Remove Hhoo Ransomware from Windows 7/Windows Vista/Windows XP
- Click on Start and select Shutdown.
- Choose Restart and click OK.
- Start tapping F8 when your PC starts loading.
- Under Advanced Boot Options, choose Safe Mode with Networking.
- Open your browser and download the anti-malware utility.
- Use the utility to remove Hhoo Ransomware
Remove Hhoo Ransomware from Windows 8/Windows 10
- On the Windows login screen, press the Power button.
- Tap and hold Shift and select Restart.
- Go to Troubleshoot → Advanced options → Start Settings.
- Choose Enable Safe Mode or Safe Mode with Networking under Startup Settings.
- Click Restart.
- Open your web browser and download the malware remover.
- Use the software to delete Hhoo Ransomware
Step 2. Restore Your Files using System Restore
Delete Hhoo Ransomware from Windows 7/Windows Vista/Windows XP
- Click Start and choose Shutdown.
- Select Restart and OK
- When your PC starts loading, press F8 repeatedly to open Advanced Boot Options
- Choose Command Prompt from the list.
- Type in cd restore and tap Enter.
- Type in rstrui.exe and press Enter.
- Click Next in the new window and select the restore point prior to the infection.
- Click Next again and click Yes to begin the system restore.
Delete Hhoo Ransomware from Windows 8/Windows 10
- Click the Power button on the Windows login screen.
- Press and hold Shift and click Restart.
- Choose Troubleshoot and go to Advanced options.
- Select Command Prompt and click Restart.
- In Command Prompt, input cd restore and tap Enter.
- Type in rstrui.exe and tap Enter again.
- Click Next in the new System Restore window.
- Choose the restore point prior to the infection.
- Click Next and then click Yes to restore your system.
2-remove-virus.com is not sponsored, owned, affiliated, or linked to malware developers or distributors that are referenced in this article. The article does not promote or endorse any type of malware. We aim at providing useful information that will help computer users to detect and eliminate the unwanted malicious programs from their computers. This can be done manually by following the instructions presented in the article or automatically by implementing the suggested anti-malware tools.

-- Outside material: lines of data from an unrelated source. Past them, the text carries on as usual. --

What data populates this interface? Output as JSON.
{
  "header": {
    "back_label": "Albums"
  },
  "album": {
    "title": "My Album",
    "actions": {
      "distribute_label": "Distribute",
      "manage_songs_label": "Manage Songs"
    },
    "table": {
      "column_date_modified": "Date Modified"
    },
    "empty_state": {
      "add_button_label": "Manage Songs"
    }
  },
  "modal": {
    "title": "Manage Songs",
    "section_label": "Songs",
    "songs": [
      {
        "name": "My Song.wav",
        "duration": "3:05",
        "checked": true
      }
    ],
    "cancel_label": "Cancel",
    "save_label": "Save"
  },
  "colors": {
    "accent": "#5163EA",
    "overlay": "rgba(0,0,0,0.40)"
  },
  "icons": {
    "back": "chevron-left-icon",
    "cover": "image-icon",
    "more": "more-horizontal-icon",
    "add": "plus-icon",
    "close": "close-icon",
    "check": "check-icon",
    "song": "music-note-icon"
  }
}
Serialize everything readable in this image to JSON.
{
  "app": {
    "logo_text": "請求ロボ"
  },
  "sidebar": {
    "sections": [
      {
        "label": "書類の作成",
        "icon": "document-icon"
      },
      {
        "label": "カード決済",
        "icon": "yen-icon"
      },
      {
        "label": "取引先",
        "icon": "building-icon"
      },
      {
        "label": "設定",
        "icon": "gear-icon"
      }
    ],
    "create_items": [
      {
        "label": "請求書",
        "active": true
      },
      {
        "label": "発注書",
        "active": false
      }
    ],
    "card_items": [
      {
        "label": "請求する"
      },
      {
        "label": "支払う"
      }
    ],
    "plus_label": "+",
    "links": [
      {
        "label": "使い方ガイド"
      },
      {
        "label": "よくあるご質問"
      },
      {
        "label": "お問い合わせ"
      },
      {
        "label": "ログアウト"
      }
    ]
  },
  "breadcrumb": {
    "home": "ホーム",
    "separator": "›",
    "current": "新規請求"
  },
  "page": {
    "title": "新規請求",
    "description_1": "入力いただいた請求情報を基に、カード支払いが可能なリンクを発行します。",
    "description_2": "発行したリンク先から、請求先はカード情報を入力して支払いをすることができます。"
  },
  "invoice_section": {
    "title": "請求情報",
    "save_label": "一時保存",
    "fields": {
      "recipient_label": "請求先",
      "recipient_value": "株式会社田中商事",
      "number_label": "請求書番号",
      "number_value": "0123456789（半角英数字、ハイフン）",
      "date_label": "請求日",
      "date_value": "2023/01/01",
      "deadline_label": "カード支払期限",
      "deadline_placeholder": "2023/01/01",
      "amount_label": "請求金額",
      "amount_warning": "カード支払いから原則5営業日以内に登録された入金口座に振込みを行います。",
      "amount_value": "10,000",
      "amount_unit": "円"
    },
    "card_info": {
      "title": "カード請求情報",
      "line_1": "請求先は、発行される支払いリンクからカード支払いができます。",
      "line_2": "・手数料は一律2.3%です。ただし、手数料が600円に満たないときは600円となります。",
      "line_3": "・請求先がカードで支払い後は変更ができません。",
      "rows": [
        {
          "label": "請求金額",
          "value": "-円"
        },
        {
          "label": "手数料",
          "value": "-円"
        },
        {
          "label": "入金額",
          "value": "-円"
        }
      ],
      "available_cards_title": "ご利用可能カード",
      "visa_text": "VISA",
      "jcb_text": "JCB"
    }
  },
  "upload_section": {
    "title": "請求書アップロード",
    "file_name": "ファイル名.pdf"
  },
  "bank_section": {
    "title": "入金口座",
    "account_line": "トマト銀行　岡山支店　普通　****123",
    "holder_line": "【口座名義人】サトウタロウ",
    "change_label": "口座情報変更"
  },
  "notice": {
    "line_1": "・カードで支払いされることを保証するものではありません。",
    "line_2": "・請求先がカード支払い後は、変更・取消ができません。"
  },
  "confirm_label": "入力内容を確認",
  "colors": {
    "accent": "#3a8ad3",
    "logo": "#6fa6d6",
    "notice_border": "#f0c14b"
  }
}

The article is only meant to be used for educational purposes. If you follow the instructions given in the article, you agree to be contracted by the disclaimer. We do not guarantee that the artcile will present you with a solution that removes the malign threats completely. Malware changes constantly, which is why, in some cases, it may be difficult to clean the computer fully by using only the manual removal instructions.